Digital newsrooms are growing as brick-and-mortar shops shrink. The Institute for Nonprofit News reported revenue and audience growth among its members from 2020 to 2021, despite the strain of the COVID-19 pandemic.
And digital startups are springing up to serve their underserved communities. Each startup looks different, because they reflect the unique needs of their audience.
Success or failure of these startups – and the success or failure of traditional newsrooms – will hinge on how well they can serve the public interest. That will require listening to the public. It will require staff. And it will require community support. And our success or failure in this transition will impact neighborhoods, cities and the cohesion of our country and its democracy.

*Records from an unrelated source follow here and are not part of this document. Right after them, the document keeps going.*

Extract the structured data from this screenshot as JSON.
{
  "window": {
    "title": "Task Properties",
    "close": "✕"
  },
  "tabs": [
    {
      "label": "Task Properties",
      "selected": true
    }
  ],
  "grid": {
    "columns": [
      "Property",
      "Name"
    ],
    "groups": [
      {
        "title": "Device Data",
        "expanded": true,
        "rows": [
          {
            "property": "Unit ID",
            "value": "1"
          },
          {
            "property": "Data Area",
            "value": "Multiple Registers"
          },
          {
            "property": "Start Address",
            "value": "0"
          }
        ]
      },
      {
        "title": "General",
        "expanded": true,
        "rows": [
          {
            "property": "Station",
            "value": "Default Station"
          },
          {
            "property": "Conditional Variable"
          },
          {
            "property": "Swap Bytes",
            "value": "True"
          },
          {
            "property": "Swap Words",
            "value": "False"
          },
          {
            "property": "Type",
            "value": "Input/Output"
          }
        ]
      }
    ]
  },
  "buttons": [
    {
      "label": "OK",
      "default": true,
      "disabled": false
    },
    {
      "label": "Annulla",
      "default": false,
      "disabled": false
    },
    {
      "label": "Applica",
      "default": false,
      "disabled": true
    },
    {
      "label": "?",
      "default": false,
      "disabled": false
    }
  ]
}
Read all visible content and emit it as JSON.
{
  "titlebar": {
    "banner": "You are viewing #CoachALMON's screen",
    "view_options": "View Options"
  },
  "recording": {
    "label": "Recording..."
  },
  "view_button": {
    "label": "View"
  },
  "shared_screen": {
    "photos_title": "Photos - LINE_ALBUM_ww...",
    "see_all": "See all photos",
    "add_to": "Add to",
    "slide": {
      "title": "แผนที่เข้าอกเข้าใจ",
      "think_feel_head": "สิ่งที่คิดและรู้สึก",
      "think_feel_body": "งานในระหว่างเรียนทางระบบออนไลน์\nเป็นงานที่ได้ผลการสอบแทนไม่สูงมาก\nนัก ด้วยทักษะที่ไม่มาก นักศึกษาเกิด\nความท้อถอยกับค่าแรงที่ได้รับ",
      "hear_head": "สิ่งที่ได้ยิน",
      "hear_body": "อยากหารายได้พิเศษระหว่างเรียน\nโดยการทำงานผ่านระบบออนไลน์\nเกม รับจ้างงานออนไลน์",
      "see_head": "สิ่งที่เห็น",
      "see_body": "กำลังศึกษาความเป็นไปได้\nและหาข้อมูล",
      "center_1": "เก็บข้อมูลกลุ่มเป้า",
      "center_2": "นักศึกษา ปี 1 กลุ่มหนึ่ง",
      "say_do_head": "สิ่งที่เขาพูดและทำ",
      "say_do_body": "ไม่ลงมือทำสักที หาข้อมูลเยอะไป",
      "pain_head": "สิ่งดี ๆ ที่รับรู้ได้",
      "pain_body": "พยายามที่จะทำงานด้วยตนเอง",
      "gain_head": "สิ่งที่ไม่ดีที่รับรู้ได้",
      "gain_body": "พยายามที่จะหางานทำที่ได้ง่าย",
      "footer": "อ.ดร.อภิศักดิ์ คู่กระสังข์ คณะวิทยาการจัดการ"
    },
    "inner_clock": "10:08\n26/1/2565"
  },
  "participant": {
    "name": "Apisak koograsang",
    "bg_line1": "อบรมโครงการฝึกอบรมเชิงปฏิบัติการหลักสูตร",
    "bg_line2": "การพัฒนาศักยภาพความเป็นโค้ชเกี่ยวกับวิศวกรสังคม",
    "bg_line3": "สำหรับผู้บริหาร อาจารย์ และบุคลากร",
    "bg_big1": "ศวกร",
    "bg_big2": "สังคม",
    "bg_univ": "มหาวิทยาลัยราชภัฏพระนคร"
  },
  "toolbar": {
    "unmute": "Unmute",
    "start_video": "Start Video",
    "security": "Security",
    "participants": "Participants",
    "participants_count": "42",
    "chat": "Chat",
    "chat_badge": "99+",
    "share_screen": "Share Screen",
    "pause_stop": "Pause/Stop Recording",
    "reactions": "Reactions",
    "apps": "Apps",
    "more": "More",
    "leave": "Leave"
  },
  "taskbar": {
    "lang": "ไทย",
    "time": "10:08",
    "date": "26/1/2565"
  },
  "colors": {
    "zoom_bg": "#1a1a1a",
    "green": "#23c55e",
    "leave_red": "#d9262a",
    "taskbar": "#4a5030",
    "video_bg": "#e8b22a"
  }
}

A little bit of business
Next week we have some fresh material coming your way! Look for a piece on practices meant to safeguard northern Minnesota's boreal forest against warming temperatures.
And we're bringing back one of our favorite artists to illustrate this and more solutions journalism. We're excited!
After reading our column this week, let us know if you are inspired to become one of the country's shrinking class of journalists. We're hiring a managing editor and offering a living wage and opportunities to advance as Project Optimist grows!
- Help us find a leader for our newsroom. Share our job post with journalists who would make a good managing editor. We need someone to help us develop our high-quality and unique journalism content.
- We're also looking for a social media storyteller to help us reach new audiences and experiment with different mediums. Share the details with any social media wizards in your life.
- And finally, we're recruiting dialogue moderators for another training in August. If you're worried about polarization and are even-keeled, you're likely a good fit. Learn about the dialogue program and send me a note if you're interested.